Authorities arrested William Lopez for a 1989 murder. The man was accused of killing of a narcotics dealer. Two witnesses stated that Lopez was the man responsible for the crime at the time, and it was their testimony that prosecutors for the case relied on during the trial. One of those witnesses later recanted her testimony. No forensic evidence at the crime scene tied Lopez to the crime. Staff from the Jeffrey Deskovic Foundation fought for the man’s release, and his release came just 20 months ago.
Since his release, he tried to restore his life. He was enjoying life with his wife, and he was trying to reconnect with his daughter. She was only 14 months old when he was convicted. Lopez had big plans for his life. He wanted to go to college and then on to law school. He wanted to help others like him that were wrongly convicted of crimes they did not commit. He planned to help his wife start a new business. These things take money, and the man struggled financially following his release.
Lopez filed a lawsuit over his wrongful imprisonment, and that case was headed to court on Tuesday. The lawsuit requested $124 million for the man’s time behind bars, and it claimed malicious prosecution and violation of his constitutional rights, according to Travelers Today.
The man died on Saturday after an asthma attack, and his family held services for him on Wednesday. His mother flew in for the church service from Puerto Rico, and she will take her son back to Puerto Rico for burial later today. His brother, Eugene, spoke out about the death of his brother. He said the following:

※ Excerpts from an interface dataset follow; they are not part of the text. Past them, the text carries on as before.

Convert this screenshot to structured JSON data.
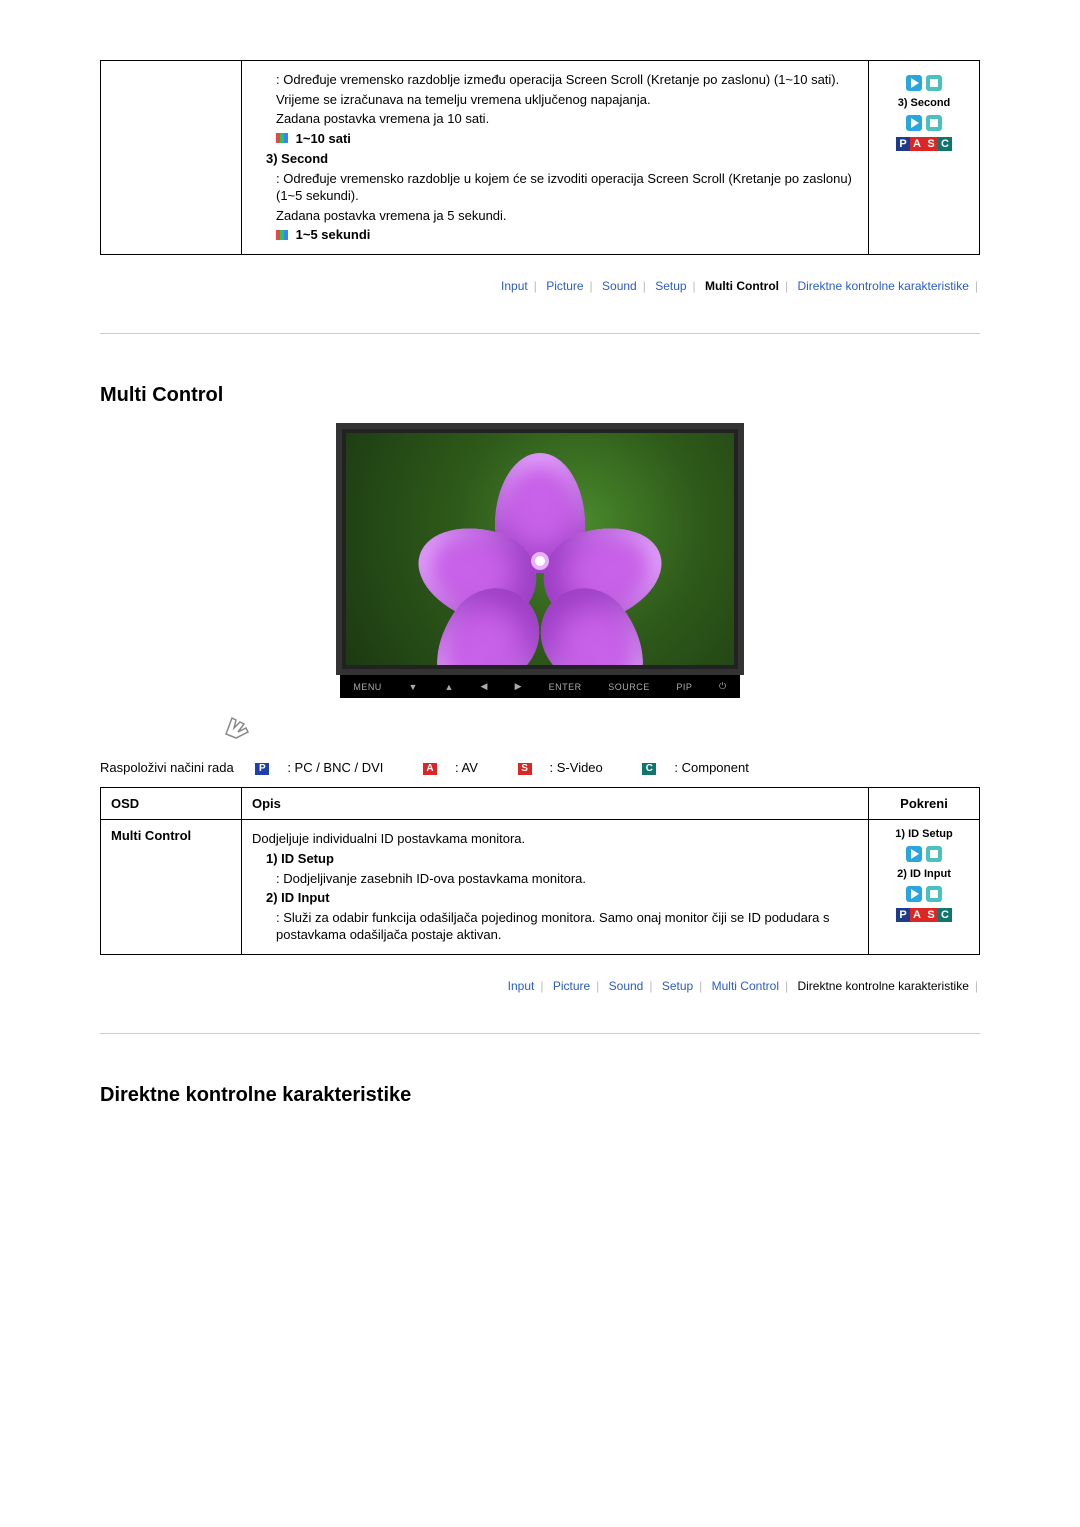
{
  "section1": {
    "desc_p1": ": Određuje vremensko razdoblje između operacija Screen Scroll (Kretanje po zaslonu) (1~10 sati).",
    "desc_p2": "Vrijeme se izračunava na temelju vremena uključenog napajanja.",
    "desc_p3": "Zadana postavka vremena ja 10 sati.",
    "range1": "1~10 sati",
    "heading2": "3) Second",
    "desc_p4": ": Određuje vremensko razdoblje u kojem će se izvoditi operacija Screen Scroll (Kretanje po zaslonu) (1~5 sekundi).",
    "desc_p5": "Zadana postavka vremena ja 5 sekundi.",
    "range2": "1~5 sekundi",
    "right_label": "3) Second"
  },
  "nav1": {
    "input": "Input",
    "picture": "Picture",
    "sound": "Sound",
    "setup": "Setup",
    "multi": "Multi Control",
    "direkt": "Direktne kontrolne karakteristike"
  },
  "multi_title": "Multi Control",
  "button_bar": {
    "menu": "MENU",
    "enter": "ENTER",
    "source": "SOURCE",
    "pip": "PIP"
  },
  "modes": {
    "label": "Raspoloživi načini rada",
    "p": ": PC / BNC / DVI",
    "a": ": AV",
    "s": ": S-Video",
    "c": ": Component"
  },
  "table_headers": {
    "osd": "OSD",
    "opis": "Opis",
    "pokreni": "Pokreni"
  },
  "multi_table": {
    "left": "Multi Control",
    "intro": "Dodjeljuje individualni ID postavkama monitora.",
    "h1": "1) ID Setup",
    "d1": ": Dodjeljivanje zasebnih ID-ova postavkama monitora.",
    "h2": "2) ID Input",
    "d2": ": Služi za odabir funkcija odašiljača pojedinog monitora. Samo onaj monitor čiji se ID podudara s postavkama odašiljača postaje aktivan.",
    "right1": "1) ID Setup",
    "right2": "2) ID Input"
  },
  "direkt_title": "Direktne kontrolne karakteristike"
}
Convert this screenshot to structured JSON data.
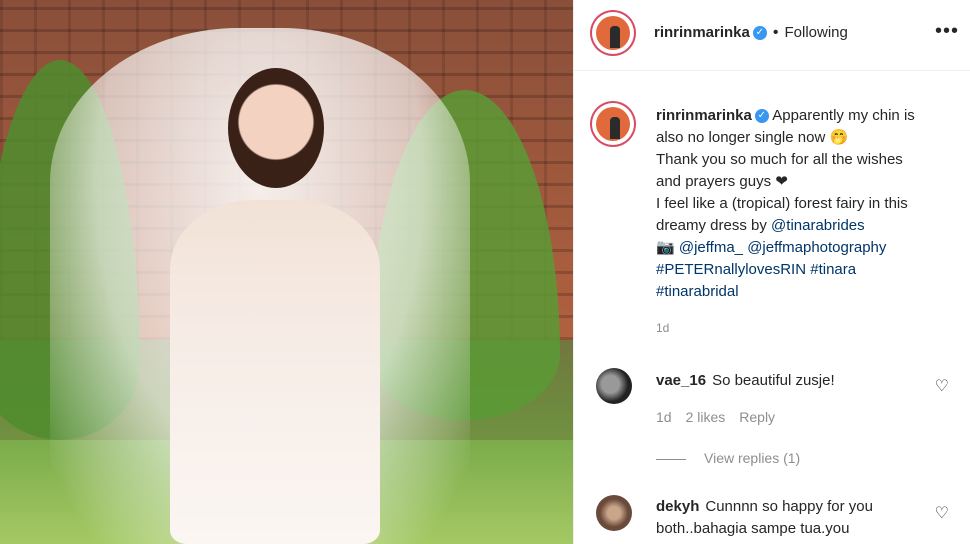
{
  "header": {
    "username": "rinrinmarinka",
    "verified_icon": "verified-badge-icon",
    "separator": "•",
    "follow_status": "Following",
    "more_icon": "•••"
  },
  "caption": {
    "username": "rinrinmarinka",
    "lines": [
      "Apparently my chin is",
      "also no longer single now 🤭",
      "Thank you so much for all the wishes",
      "and prayers guys ❤",
      "I feel like a (tropical) forest fairy in this",
      "dreamy dress by"
    ],
    "mention_brides": "@tinarabrides",
    "camera": "📷",
    "mention_jeffma": "@jeffma_",
    "mention_jeffma_photo": "@jeffmaphotography",
    "hashtag1": "#PETERnallylovesRIN",
    "hashtag2": "#tinara",
    "hashtag3": "#tinarabridal",
    "time": "1d"
  },
  "comments": [
    {
      "username": "vae_16",
      "text": "So beautiful zusje!",
      "time": "1d",
      "likes": "2 likes",
      "reply": "Reply"
    },
    {
      "username": "dekyh",
      "text": "Cunnnn so happy for you both..bahagia sampe tua.you"
    }
  ],
  "view_replies": "View replies (1)",
  "icons": {
    "heart": "♡"
  },
  "colors": {
    "link": "#003569",
    "verified": "#3897f0",
    "story_ring": "#d94a64"
  }
}
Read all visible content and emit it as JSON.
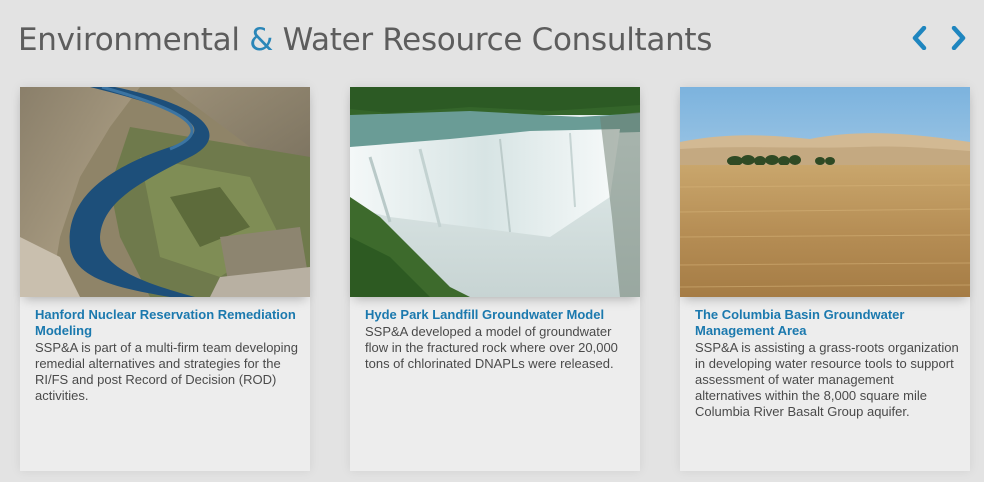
{
  "header": {
    "title_part1": "Environmental ",
    "title_amp": "&",
    "title_part2": " Water Resource Consultants",
    "accent_color": "#2a86b8"
  },
  "nav": {
    "prev_icon": "chevron-left-icon",
    "next_icon": "chevron-right-icon",
    "color": "#1f86bf"
  },
  "cards": [
    {
      "image": "aerial river valley with orchards",
      "title": "Hanford Nuclear Reservation Remediation Modeling",
      "description": "SSP&A is part of a multi-firm team developing remedial alternatives and strategies for the RI/FS and post Record of Decision (ROD) activities."
    },
    {
      "image": "waterfall over cliff",
      "title": "Hyde Park Landfill Groundwater Model",
      "description": "SSP&A  developed a model of groundwater flow in the fractured rock where over 20,000 tons of chlorinated DNAPLs were released."
    },
    {
      "image": "wheat field with hills",
      "title": "The Columbia Basin Groundwater Management Area",
      "description": "SSP&A is assisting a grass-roots organization in developing water resource tools to support assessment of water management alternatives within the 8,000 square mile Columbia River Basalt Group aquifer."
    }
  ]
}
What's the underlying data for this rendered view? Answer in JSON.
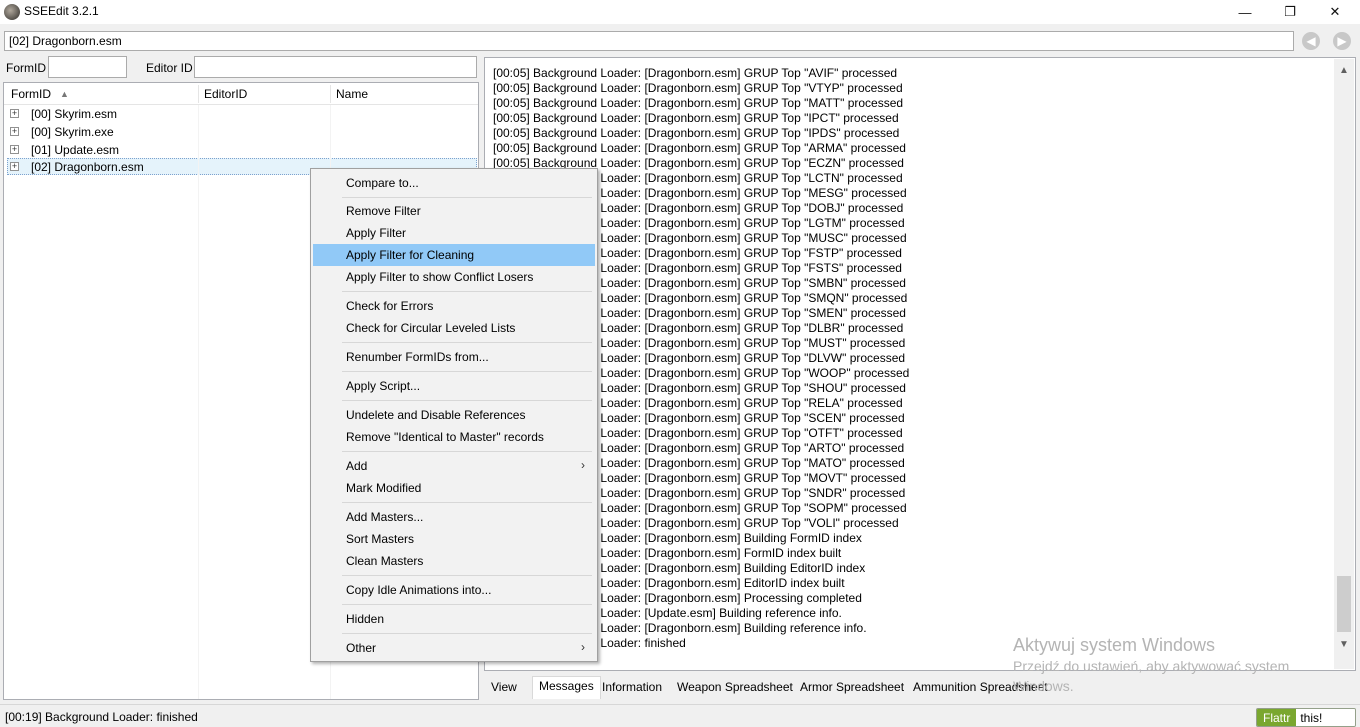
{
  "window": {
    "title": "SSEEdit 3.2.1",
    "minimize": "—",
    "maximize": "❐",
    "close": "✕"
  },
  "pathbar": {
    "value": "[02] Dragonborn.esm",
    "back": "◀",
    "forward": "▶"
  },
  "filter": {
    "formid_label": "FormID",
    "formid_value": "",
    "editorid_label": "Editor ID",
    "editorid_value": ""
  },
  "tree": {
    "columns": {
      "formid": "FormID",
      "sort_arrow": "▲",
      "editorid": "EditorID",
      "name": "Name"
    },
    "rows": [
      {
        "expander": "+",
        "label": "[00] Skyrim.esm"
      },
      {
        "expander": "+",
        "label": "[00] Skyrim.exe"
      },
      {
        "expander": "+",
        "label": "[01] Update.esm"
      },
      {
        "expander": "+",
        "label": "[02] Dragonborn.esm"
      }
    ]
  },
  "messages": {
    "lines": [
      "[00:05] Background Loader: [Dragonborn.esm] GRUP Top \"AVIF\" processed",
      "[00:05] Background Loader: [Dragonborn.esm] GRUP Top \"VTYP\" processed",
      "[00:05] Background Loader: [Dragonborn.esm] GRUP Top \"MATT\" processed",
      "[00:05] Background Loader: [Dragonborn.esm] GRUP Top \"IPCT\" processed",
      "[00:05] Background Loader: [Dragonborn.esm] GRUP Top \"IPDS\" processed",
      "[00:05] Background Loader: [Dragonborn.esm] GRUP Top \"ARMA\" processed",
      "[00:05] Background Loader: [Dragonborn.esm] GRUP Top \"ECZN\" processed",
      "[00:05] Background Loader: [Dragonborn.esm] GRUP Top \"LCTN\" processed",
      "[00:05] Background Loader: [Dragonborn.esm] GRUP Top \"MESG\" processed",
      "[00:05] Background Loader: [Dragonborn.esm] GRUP Top \"DOBJ\" processed",
      "[00:05] Background Loader: [Dragonborn.esm] GRUP Top \"LGTM\" processed",
      "[00:05] Background Loader: [Dragonborn.esm] GRUP Top \"MUSC\" processed",
      "[00:05] Background Loader: [Dragonborn.esm] GRUP Top \"FSTP\" processed",
      "[00:05] Background Loader: [Dragonborn.esm] GRUP Top \"FSTS\" processed",
      "[00:05] Background Loader: [Dragonborn.esm] GRUP Top \"SMBN\" processed",
      "[00:05] Background Loader: [Dragonborn.esm] GRUP Top \"SMQN\" processed",
      "[00:05] Background Loader: [Dragonborn.esm] GRUP Top \"SMEN\" processed",
      "[00:05] Background Loader: [Dragonborn.esm] GRUP Top \"DLBR\" processed",
      "[00:05] Background Loader: [Dragonborn.esm] GRUP Top \"MUST\" processed",
      "[00:05] Background Loader: [Dragonborn.esm] GRUP Top \"DLVW\" processed",
      "[00:05] Background Loader: [Dragonborn.esm] GRUP Top \"WOOP\" processed",
      "[00:05] Background Loader: [Dragonborn.esm] GRUP Top \"SHOU\" processed",
      "[00:05] Background Loader: [Dragonborn.esm] GRUP Top \"RELA\" processed",
      "[00:05] Background Loader: [Dragonborn.esm] GRUP Top \"SCEN\" processed",
      "[00:05] Background Loader: [Dragonborn.esm] GRUP Top \"OTFT\" processed",
      "[00:05] Background Loader: [Dragonborn.esm] GRUP Top \"ARTO\" processed",
      "[00:05] Background Loader: [Dragonborn.esm] GRUP Top \"MATO\" processed",
      "[00:05] Background Loader: [Dragonborn.esm] GRUP Top \"MOVT\" processed",
      "[00:05] Background Loader: [Dragonborn.esm] GRUP Top \"SNDR\" processed",
      "[00:05] Background Loader: [Dragonborn.esm] GRUP Top \"SOPM\" processed",
      "[00:05] Background Loader: [Dragonborn.esm] GRUP Top \"VOLI\" processed",
      "[00:05] Background Loader: [Dragonborn.esm] Building FormID index",
      "[00:05] Background Loader: [Dragonborn.esm] FormID index built",
      "[00:05] Background Loader: [Dragonborn.esm] Building EditorID index",
      "[00:05] Background Loader: [Dragonborn.esm] EditorID index built",
      "[00:05] Background Loader: [Dragonborn.esm] Processing completed",
      "[00:05] Background Loader: [Update.esm] Building reference info.",
      "[00:05] Background Loader: [Dragonborn.esm] Building reference info.",
      "[00:19] Background Loader: finished"
    ],
    "scroll_up": "▲",
    "scroll_down": "▼"
  },
  "tabs": [
    "View",
    "Messages",
    "Information",
    "Weapon Spreadsheet",
    "Armor Spreadsheet",
    "Ammunition Spreadsheet"
  ],
  "watermark": {
    "line1": "Aktywuj system Windows",
    "line2": "Przejdź do ustawień, aby aktywować system",
    "line3": "Windows."
  },
  "status": {
    "text": "[00:19] Background Loader: finished"
  },
  "flattr": {
    "left": "Flattr",
    "right": "this!"
  },
  "context_menu": {
    "items": {
      "compare": "Compare to...",
      "remove_filter": "Remove Filter",
      "apply_filter": "Apply Filter",
      "apply_filter_cleaning": "Apply Filter for Cleaning",
      "apply_filter_conflict": "Apply Filter to show Conflict Losers",
      "check_errors": "Check for Errors",
      "check_circular": "Check for Circular Leveled Lists",
      "renumber": "Renumber FormIDs from...",
      "apply_script": "Apply Script...",
      "undelete": "Undelete and Disable References",
      "remove_itm": "Remove \"Identical to Master\" records",
      "add": "Add",
      "mark_modified": "Mark Modified",
      "add_masters": "Add Masters...",
      "sort_masters": "Sort Masters",
      "clean_masters": "Clean Masters",
      "copy_idle": "Copy Idle Animations into...",
      "hidden": "Hidden",
      "other": "Other"
    },
    "submenu_arrow": "›",
    "highlight_color": "#91c9f7"
  }
}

“He was trying to restore his life and give something back. To have this happen is just devastating. I’m still hurting. I’m still angry. It happened to him, and it continues to happen to a lot of people.”
His family plans to move forward with the lawsuit following Lopez’s death. He will not be around to spend any of the money that comes from the lawsuit if the case is successful, but his family still wants justice for William Lopez. He spent 23 years behind bars for a crime he did not commit. His brother told the New York Post the following about the wrongful conviction, according to the New York Post:
“My brother Bill was greatly bothered by the fact that his life was dramatically impacted by being wrongfully convicted, as well as his knowledge that many other wrongful convictions have taken place without any changes in the system.”
People wrongfully convicted of crimes they do not commit are being released due to new evidence. This comes in the form of DNA evidence. According to the Innocence Project, 318 people have exonerated after DNA evidence proved their innocence.
William Lopez’s story is a tragic one. His life would have been very different if he had not been convicted of a murder he did not commit.